with care, and are of the best quality. Our principal source of Ammonia i
derived from Blood and Tankage.
e are also prepared to sell you Cotton Seed Meal, Kaimt and Aci(
Phosphate for fertilizing purposes.
We are import?is of German Kai nit, Muriate ci Potash, Nitrate of Soda
a full stock of which we have on hand at all times. We will make you a tai
exchange of any of the above named articles, also Meal and Hulls for feedinj
purposes, for Cotton Seed at our various mill points.
Please call and see us and secure our prices before placing vour orders
Thanking you for your past liberal patronage and encouraging words o
praise for the high quality and excellence of our goods, and wishing you ?
prosperous New Yeari we remain, Yours truly,
ANDERSON PHOSPHATE AND OIL CO., Anderson, S. C.
CHARLESTON, S. C.
Largest Manufacturers of
Fertilizers in the South.
Importera of .
Pure German K.ainii,
Muriate of Potash,
Nitrate of Soda,
Sulphate of Potash.
It is important in buying your fertilizers, not
only to buy goods of established reputation and high
grade, but to buy where your wants of every
character can be supplied.
We are in position to furnish all classes of
?,oods and in such quantities as buyers desire. It
will pay you to see us before purchasing.
Address Virginia'Carolina Chemical Co.,
Charleston, S. C.
find for \ treinJi-Carolir.a Almanac,
fife (ur ihr aiking.
. Attention, Farmers !
We have just received one Gar Load of
Fancy Winter Grazing Oats.
Come quick and secure some of them before they are
O. D. ANDERSON & BRO.
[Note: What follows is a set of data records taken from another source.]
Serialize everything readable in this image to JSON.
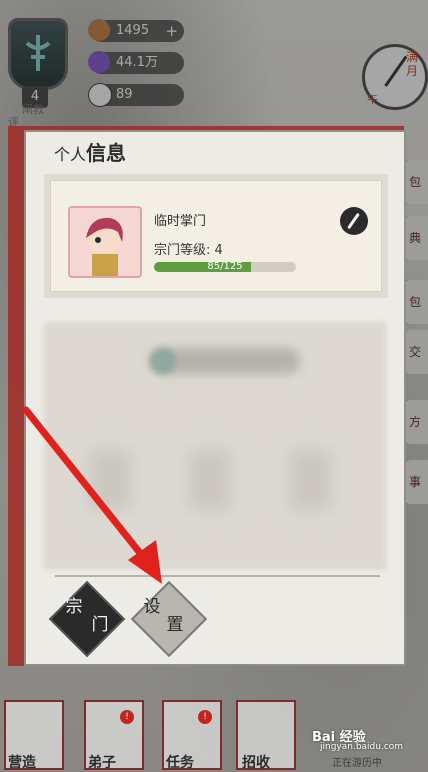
{
  "hud": {
    "sect_level": "4",
    "sect_name": "阐教",
    "side_label": "评",
    "resources": [
      {
        "icon": "gold-ingot-icon",
        "value": "1495",
        "has_plus": true
      },
      {
        "icon": "spirit-orb-icon",
        "value": "44.1万"
      },
      {
        "icon": "yin-yang-icon",
        "value": "89"
      }
    ],
    "clock_label": "满月",
    "clock_sub": "午"
  },
  "panel": {
    "title_a": "个人",
    "title_b": "信息",
    "player": {
      "name": "临时掌门",
      "level_label": "宗门等级:",
      "level_value": "4",
      "xp_text": "85/125",
      "xp_fraction": 0.68
    },
    "buttons": {
      "sect_a": "宗",
      "sect_b": "门",
      "settings_a": "设",
      "settings_b": "置"
    }
  },
  "right_side": [
    "包",
    "典",
    "包",
    "交",
    "方",
    "事"
  ],
  "bottom_nav": [
    {
      "label": "营造",
      "badge": ""
    },
    {
      "label": "弟子",
      "badge": "!"
    },
    {
      "label": "任务",
      "badge": "!"
    },
    {
      "label": "招收",
      "badge": ""
    }
  ],
  "status": "正在游历中",
  "watermark": {
    "main": "Bai 经验",
    "sub": "jingyan.baidu.com"
  },
  "colors": {
    "accent_red": "#c0261e",
    "xp_green": "#5e9e3e"
  }
}
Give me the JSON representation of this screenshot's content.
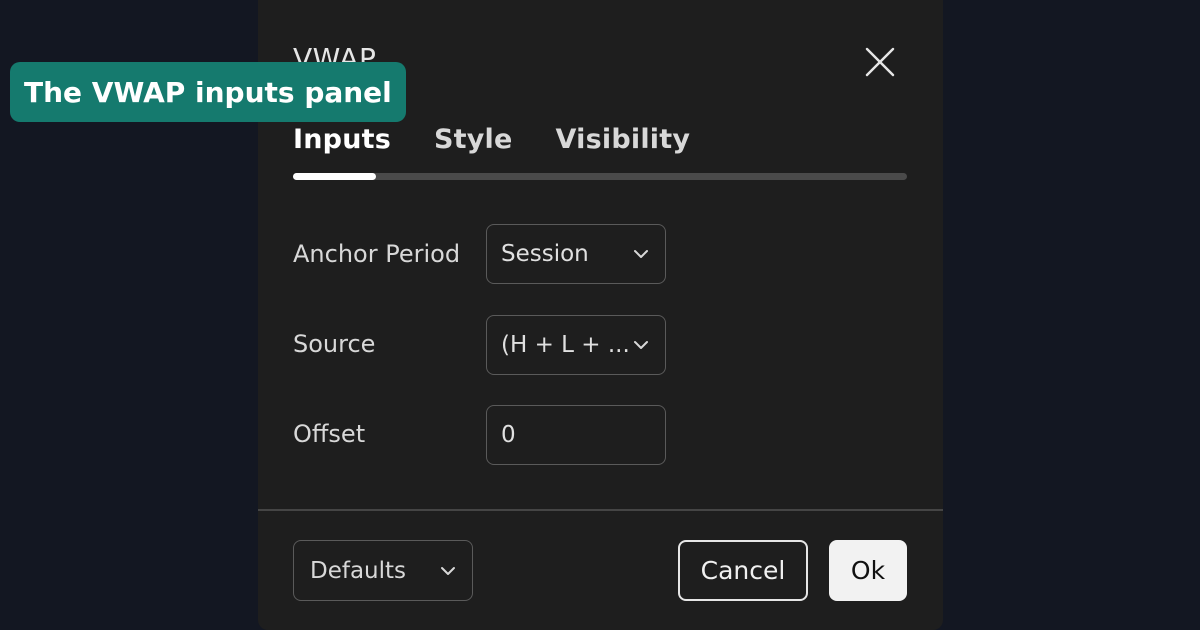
{
  "dialog": {
    "title": "VWAP",
    "close_icon": "close-icon"
  },
  "tabs": [
    {
      "label": "Inputs",
      "active": true
    },
    {
      "label": "Style",
      "active": false
    },
    {
      "label": "Visibility",
      "active": false
    }
  ],
  "inputs": {
    "anchor_period": {
      "label": "Anchor Period",
      "value": "Session"
    },
    "source": {
      "label": "Source",
      "value": "(H + L + ..."
    },
    "offset": {
      "label": "Offset",
      "value": "0"
    }
  },
  "footer": {
    "defaults_label": "Defaults",
    "cancel_label": "Cancel",
    "ok_label": "Ok"
  },
  "caption": "The VWAP inputs panel",
  "colors": {
    "background": "#131722",
    "dialog": "#1e1e1e",
    "caption": "#157a6e",
    "ok_button": "#f2f2f2"
  }
}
WE have a nice lot of Rockers, Pictures, Mirrors, as well as a la r ge lo
of Bed Room Suits, Parlor Pieces, Hat RackB, Wardrobes, Chiffoniers, La
dies' Desks, all of which would make a nice PRESENT.
We realize the hard times and have made prices to suit. We want you
to come in, tako a look, buy if you eau, but if you can't it will be all right.
Very truly yours,
PEOPLES FURNITURE 00
*W COFFINS and CASKETS furnished at any hour, day or night.
CARRIAGES AND BUGGIES
pnoloapxaeir^y and 3S/let:r?o?i.
-SHOULD BE -
FR?p>eoir??ci stine! IR?;p&irrt?dL
FOR SPRING DRIVING.
WE are in position to do this work at prices to suit the times.
Kindly give us a call. Respectfully,
Over H. G. Johnson & Son, Whltner St.
Q. FRANK JOHNSON.
lal 1 y TIT n 9-YOU to know that I am ofieriuK PIANOS, OR
WAN I tU! GANS ami SEWING MACHINES AT,
?OST- I have in stock the very b?Bt that money can buy. A limited
number of Standard Vibrator Sewing Machines for 821.00 each. Pianos
from 8140.00 to 8260 00. Remember, this is Cash, and remember, also, that
it is COST. No such opportunity has been offered the people of Anderson.
You can save fifty per cent by taking advantage of this sale.
Come to see me it you are looking for the BEBT.
M. Lu WILLIS, Next door Peoples Bank.
Some desirable Building Lots for Bale._
AND OTHER SEEDS,
Orr-Gray & Go.
g Q *
s S 3
Acme Paint and Cernent Cure,
Specially used on Tin Hoofs
and Iron Work of any kind.
For ?ale by
ACME PAINT & CEMENT CO.
F. B. GRAYTON & CO.,
Druggists, Anderson, S. C.